◆ Problem description ◆
From the entries, copy out every line in which the word "CDATA" is found.

◆ Records for this exercise ◆
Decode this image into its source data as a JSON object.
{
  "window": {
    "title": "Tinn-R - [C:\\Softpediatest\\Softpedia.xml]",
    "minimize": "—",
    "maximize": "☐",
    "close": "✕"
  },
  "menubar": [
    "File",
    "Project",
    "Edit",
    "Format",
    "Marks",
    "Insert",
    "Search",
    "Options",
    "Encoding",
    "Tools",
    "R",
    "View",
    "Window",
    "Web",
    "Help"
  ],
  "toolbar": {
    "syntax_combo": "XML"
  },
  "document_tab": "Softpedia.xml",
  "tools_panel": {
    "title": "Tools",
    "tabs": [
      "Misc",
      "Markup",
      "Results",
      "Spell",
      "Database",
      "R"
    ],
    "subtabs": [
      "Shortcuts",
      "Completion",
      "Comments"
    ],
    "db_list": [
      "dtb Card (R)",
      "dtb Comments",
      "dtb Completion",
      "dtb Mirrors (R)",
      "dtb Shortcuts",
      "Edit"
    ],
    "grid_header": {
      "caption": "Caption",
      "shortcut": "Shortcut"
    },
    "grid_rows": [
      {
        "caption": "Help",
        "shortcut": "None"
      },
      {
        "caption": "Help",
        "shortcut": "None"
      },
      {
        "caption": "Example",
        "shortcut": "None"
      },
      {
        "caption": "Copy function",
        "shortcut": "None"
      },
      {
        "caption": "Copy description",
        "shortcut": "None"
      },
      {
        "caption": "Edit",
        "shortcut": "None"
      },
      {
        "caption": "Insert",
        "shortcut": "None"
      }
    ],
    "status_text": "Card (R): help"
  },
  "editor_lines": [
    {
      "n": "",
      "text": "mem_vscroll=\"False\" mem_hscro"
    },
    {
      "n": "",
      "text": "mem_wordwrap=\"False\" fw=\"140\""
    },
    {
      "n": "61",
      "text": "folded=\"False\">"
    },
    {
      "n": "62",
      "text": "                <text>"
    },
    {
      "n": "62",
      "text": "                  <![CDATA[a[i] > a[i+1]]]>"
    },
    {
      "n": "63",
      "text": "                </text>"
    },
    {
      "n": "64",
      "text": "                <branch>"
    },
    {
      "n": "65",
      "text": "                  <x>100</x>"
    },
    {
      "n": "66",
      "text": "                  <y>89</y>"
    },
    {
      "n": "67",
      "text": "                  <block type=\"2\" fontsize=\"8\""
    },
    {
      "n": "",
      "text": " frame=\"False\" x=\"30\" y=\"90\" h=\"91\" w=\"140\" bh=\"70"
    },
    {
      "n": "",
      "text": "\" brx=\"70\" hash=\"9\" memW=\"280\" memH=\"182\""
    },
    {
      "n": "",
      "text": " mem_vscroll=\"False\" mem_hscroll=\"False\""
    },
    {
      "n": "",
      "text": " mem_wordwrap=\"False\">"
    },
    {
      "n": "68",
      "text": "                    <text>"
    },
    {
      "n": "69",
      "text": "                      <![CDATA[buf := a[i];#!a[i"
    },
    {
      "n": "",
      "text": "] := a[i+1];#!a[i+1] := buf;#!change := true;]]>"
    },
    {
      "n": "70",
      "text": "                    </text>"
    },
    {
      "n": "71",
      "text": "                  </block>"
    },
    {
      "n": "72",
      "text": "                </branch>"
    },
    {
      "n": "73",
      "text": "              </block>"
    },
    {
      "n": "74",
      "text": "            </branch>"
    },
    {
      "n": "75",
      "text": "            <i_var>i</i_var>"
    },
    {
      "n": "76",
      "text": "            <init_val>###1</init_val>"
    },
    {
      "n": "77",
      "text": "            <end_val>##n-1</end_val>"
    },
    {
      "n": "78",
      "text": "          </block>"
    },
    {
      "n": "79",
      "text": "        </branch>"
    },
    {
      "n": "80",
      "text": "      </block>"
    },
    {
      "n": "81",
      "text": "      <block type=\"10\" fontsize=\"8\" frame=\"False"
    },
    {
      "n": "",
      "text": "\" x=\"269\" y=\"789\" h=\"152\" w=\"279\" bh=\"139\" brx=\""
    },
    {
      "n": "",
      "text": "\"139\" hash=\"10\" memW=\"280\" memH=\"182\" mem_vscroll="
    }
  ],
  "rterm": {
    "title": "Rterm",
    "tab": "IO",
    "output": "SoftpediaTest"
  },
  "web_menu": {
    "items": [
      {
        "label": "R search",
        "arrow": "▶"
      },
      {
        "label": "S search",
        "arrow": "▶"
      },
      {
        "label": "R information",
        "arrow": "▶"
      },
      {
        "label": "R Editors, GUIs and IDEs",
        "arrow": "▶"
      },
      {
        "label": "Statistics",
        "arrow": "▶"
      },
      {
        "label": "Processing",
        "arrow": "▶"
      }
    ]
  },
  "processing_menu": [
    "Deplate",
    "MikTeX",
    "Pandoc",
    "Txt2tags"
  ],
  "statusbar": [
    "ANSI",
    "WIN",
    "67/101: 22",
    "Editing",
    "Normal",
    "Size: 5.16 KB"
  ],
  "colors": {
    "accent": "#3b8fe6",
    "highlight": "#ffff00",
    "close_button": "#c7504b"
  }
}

◆ Result of the task ◆
      "text": "                  <![CDATA[a[i] > a[i+1]]]>"
      "text": "                      <![CDATA[buf := a[i];#!a[i"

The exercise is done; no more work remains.